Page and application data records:
----------------------------------------

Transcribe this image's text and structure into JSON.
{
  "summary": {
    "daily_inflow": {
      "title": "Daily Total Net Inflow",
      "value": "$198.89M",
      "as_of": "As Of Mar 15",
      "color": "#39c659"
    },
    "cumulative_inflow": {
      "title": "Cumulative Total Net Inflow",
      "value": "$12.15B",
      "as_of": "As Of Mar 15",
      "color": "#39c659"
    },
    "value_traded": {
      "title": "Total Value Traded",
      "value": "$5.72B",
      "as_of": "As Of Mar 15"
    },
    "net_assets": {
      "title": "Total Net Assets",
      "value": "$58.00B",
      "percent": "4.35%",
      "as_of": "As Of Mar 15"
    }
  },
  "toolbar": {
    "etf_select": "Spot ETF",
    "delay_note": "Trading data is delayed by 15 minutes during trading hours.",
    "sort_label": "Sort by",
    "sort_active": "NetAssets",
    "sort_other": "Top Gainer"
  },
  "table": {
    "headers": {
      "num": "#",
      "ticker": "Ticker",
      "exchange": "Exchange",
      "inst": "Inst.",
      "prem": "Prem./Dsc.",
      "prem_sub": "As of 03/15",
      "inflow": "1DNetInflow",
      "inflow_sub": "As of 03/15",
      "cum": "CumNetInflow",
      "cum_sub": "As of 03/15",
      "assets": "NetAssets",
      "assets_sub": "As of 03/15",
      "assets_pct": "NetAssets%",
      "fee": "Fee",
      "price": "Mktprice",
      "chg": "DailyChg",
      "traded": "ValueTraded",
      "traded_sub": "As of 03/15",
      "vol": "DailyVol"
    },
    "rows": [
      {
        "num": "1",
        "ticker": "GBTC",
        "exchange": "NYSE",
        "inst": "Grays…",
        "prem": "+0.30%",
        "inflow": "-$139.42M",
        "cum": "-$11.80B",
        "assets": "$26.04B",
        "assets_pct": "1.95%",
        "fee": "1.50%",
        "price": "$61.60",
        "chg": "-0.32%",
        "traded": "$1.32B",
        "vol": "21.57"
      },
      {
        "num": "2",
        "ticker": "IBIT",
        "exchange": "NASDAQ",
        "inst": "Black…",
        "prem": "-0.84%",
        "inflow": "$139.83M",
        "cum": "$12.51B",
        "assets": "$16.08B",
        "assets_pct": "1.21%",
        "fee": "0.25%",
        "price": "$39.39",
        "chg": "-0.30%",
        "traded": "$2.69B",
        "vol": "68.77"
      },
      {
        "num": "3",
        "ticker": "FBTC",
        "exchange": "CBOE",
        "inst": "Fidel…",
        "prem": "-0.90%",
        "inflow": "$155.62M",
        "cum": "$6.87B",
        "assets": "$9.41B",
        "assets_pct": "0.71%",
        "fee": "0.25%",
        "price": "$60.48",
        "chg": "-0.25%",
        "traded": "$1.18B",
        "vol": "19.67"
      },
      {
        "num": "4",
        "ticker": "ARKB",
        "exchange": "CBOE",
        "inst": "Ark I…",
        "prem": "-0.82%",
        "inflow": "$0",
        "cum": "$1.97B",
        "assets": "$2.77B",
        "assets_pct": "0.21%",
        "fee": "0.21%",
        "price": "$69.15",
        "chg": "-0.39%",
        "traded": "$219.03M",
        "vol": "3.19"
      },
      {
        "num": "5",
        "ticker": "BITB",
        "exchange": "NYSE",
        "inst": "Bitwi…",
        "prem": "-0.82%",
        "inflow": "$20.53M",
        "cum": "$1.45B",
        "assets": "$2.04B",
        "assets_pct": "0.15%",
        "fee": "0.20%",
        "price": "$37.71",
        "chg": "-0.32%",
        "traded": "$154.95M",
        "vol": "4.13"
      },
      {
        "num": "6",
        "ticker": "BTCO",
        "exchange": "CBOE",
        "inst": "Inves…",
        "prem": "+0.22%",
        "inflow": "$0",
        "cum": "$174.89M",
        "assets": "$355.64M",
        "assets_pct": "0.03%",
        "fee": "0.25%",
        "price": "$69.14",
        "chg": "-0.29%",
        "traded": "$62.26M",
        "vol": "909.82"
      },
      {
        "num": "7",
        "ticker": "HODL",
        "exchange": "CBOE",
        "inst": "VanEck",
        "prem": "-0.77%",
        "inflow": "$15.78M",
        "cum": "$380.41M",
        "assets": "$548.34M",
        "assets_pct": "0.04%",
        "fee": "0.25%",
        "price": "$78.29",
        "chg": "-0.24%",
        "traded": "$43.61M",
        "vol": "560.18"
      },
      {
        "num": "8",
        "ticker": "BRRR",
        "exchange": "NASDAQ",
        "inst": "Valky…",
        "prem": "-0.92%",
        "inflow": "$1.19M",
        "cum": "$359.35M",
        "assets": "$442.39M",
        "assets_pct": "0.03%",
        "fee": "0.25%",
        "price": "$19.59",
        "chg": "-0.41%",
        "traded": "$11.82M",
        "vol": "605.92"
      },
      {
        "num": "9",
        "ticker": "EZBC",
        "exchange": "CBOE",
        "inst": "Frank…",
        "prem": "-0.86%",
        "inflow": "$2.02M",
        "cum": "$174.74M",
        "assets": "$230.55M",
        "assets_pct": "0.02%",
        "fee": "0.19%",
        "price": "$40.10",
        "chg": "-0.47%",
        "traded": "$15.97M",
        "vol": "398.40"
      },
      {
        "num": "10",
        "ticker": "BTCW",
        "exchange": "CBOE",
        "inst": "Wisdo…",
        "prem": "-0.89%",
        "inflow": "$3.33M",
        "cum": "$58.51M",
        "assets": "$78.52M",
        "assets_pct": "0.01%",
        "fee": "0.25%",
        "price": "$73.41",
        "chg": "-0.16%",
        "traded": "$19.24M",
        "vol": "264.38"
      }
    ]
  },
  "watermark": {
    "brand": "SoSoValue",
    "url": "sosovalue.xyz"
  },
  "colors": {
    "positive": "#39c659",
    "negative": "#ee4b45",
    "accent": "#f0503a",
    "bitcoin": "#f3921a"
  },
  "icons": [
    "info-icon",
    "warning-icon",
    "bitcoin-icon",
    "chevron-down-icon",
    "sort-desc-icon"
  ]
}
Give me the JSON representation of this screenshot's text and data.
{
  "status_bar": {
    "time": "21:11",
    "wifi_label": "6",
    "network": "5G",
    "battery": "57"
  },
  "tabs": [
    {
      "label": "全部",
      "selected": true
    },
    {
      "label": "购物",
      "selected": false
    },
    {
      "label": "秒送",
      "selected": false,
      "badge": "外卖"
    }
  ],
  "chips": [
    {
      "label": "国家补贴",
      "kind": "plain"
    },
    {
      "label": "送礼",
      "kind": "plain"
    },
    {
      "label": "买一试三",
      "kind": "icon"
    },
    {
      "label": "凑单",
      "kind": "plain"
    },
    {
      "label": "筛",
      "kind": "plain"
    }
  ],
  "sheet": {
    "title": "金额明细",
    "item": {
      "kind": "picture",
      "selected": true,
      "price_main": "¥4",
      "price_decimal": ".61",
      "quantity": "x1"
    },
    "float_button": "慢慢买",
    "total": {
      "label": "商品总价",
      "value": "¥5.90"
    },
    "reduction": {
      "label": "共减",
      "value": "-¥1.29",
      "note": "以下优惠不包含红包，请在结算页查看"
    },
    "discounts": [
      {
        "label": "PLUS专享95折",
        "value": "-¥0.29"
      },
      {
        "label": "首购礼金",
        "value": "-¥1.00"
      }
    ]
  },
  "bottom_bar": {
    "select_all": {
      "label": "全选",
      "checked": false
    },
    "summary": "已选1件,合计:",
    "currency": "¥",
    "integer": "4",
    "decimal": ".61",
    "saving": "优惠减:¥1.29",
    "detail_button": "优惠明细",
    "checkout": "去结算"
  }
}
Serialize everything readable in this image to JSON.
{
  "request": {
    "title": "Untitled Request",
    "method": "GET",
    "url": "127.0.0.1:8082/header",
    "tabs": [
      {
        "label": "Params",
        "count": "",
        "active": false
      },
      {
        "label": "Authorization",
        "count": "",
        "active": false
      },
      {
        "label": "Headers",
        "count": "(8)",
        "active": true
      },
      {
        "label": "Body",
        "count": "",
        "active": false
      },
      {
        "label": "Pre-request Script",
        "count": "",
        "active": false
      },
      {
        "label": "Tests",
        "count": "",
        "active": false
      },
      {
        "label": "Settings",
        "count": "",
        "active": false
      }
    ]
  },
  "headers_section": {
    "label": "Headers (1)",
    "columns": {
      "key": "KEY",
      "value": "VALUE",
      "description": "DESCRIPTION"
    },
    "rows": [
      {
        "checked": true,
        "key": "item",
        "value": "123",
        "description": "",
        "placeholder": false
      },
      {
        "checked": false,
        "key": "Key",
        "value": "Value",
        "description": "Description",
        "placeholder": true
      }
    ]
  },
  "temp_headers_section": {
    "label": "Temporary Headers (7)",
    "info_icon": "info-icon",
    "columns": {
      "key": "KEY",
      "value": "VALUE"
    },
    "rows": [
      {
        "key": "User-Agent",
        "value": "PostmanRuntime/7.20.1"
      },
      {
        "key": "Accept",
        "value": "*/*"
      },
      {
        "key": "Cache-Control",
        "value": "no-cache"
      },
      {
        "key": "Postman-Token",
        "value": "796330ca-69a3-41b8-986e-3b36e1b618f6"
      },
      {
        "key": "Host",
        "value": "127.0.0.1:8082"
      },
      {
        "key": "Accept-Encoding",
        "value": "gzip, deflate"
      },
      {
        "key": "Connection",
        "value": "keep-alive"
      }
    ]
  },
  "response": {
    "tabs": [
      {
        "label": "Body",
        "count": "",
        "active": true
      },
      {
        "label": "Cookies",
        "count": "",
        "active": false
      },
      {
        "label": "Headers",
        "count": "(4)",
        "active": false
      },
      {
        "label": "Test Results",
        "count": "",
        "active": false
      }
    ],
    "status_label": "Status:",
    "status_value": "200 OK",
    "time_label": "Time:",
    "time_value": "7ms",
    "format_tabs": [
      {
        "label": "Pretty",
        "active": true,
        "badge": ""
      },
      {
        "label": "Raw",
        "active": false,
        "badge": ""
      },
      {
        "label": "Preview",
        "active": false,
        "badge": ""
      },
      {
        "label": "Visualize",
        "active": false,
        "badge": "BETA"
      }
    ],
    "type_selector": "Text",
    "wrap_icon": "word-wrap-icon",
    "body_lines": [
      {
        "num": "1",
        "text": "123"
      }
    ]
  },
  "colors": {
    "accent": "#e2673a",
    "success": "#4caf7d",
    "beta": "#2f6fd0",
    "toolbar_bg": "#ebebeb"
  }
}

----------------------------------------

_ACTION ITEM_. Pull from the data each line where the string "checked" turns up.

_RESPONSE TO THIS TASK_.
      "checked": false
        "checked": true,
        "checked": false,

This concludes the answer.